1) Semi mechanistic model for estimating ETR by Fyield and the photochemical reflectance index
2) Semi mechanistic model for estimating ETR by the ratio of red and far-red SIF
Even though a combination of Fyield and PRI can be utilized to predict ETR, a uncertainty analysis showed that the model is highly sensitive to changes in PRI. The SIFratio (SIF687/SIF760) was found to be a more precise, accurate and robust predictor of ETR, which is of particular interest since the SIFratio, in contrast to Fyield can be obtained directly from measurements in both peaks. This can overcome the difficulty related to obtaining green APAR remotely, making the SIFratio better suited for proximal and satellite remote sensing than Fyield .

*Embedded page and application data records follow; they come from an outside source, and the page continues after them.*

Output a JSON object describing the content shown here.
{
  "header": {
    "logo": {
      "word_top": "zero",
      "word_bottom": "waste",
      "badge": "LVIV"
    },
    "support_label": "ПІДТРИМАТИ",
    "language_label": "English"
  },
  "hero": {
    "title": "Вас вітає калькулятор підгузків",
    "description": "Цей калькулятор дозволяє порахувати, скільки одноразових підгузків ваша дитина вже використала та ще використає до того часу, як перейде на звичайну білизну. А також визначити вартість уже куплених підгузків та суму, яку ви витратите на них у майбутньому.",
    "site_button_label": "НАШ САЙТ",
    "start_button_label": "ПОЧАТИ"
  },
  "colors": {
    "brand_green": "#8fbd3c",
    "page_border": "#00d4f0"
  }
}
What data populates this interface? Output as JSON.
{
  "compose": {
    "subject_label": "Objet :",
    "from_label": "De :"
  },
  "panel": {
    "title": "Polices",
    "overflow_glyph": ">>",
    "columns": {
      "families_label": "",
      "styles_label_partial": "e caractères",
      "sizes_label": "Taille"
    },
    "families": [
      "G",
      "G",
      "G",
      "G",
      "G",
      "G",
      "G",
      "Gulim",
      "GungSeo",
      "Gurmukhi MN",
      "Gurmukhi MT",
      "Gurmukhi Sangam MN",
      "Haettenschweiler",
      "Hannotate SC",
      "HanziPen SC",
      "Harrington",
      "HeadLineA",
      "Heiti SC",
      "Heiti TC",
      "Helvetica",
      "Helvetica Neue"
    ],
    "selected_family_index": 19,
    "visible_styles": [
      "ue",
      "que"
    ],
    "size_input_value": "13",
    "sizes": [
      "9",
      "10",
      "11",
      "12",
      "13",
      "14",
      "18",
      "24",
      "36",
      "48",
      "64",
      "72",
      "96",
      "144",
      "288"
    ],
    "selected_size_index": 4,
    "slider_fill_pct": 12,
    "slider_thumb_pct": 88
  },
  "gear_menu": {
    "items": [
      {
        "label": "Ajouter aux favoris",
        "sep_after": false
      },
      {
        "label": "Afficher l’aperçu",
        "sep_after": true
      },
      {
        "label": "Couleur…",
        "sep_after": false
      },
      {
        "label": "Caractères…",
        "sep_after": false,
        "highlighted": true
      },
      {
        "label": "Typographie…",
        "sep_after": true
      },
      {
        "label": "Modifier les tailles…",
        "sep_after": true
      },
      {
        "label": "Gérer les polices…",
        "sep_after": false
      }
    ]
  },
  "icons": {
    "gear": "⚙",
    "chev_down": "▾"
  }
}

From the optical leaf measurements the PRI, the red edge chlorophyll index and the red-edge carotenoid index were calculated. It was found that the PRI showed a strong decreasing linear relationship with the epoxidation state (a proxy for NPQ) (R² = 0.64 rRMSE = 19.8%), where PRI normalized by chlorophyll and carotene pools greatly improved the prediction of EPS with an R² of 0.80 and a reduced the relative error (rRMSE of 14.8%). Our results confirm that PRI could be used to estimate stress effects on foliar EPS because of its link to the energy- (or pH-) dependent mechanism of non-photochemical quenching. The foliar pigment content, however, exerts a dominant influence on the PRI, and therefore correction methods are needed to compensate for this effect. Normalization of PRI by the chlorophyll and carotene pools further improved the estimation of leaf-level EPS and its reduction by stress.
When comparing leaf with simultaneously measured canopy measurements of SIF, a moderate positive correlation was found between them. It is known that the absorbed photosynthetic active radiation (APAR, sun-light between 400 and 700 nm) is the main driver of SIF and that the positive relationship between leaf and canopy SIF could be driven by their first order relationship with APAR. Therefore normalized SIF by APAR was used to calculate red and far-red fluorescence yield at leaf and canopy. Results show that the relationship between leaf and canopy red Fyield improved compared to SIF. The relationship between leaf and canopy far-red Fyield however showed to be non-significant.
A further analysis showed that red Fyield at leaf and canopy and far-red Fyield at leaf decreases with increasing heat and drought stress. A behaviour which can be expected since FY decreases with increasing NPQ under stress conditions. far-red Fyield at canopy level however showed an increase which demonstrates the risk of misinterpreting the plant physiological response to stress when using far-red SIF and Fyield. Since most estimations of the photosynthetic capacity nowadays are based on far-red SIF, our results are of utmost importance for the fluorescence community.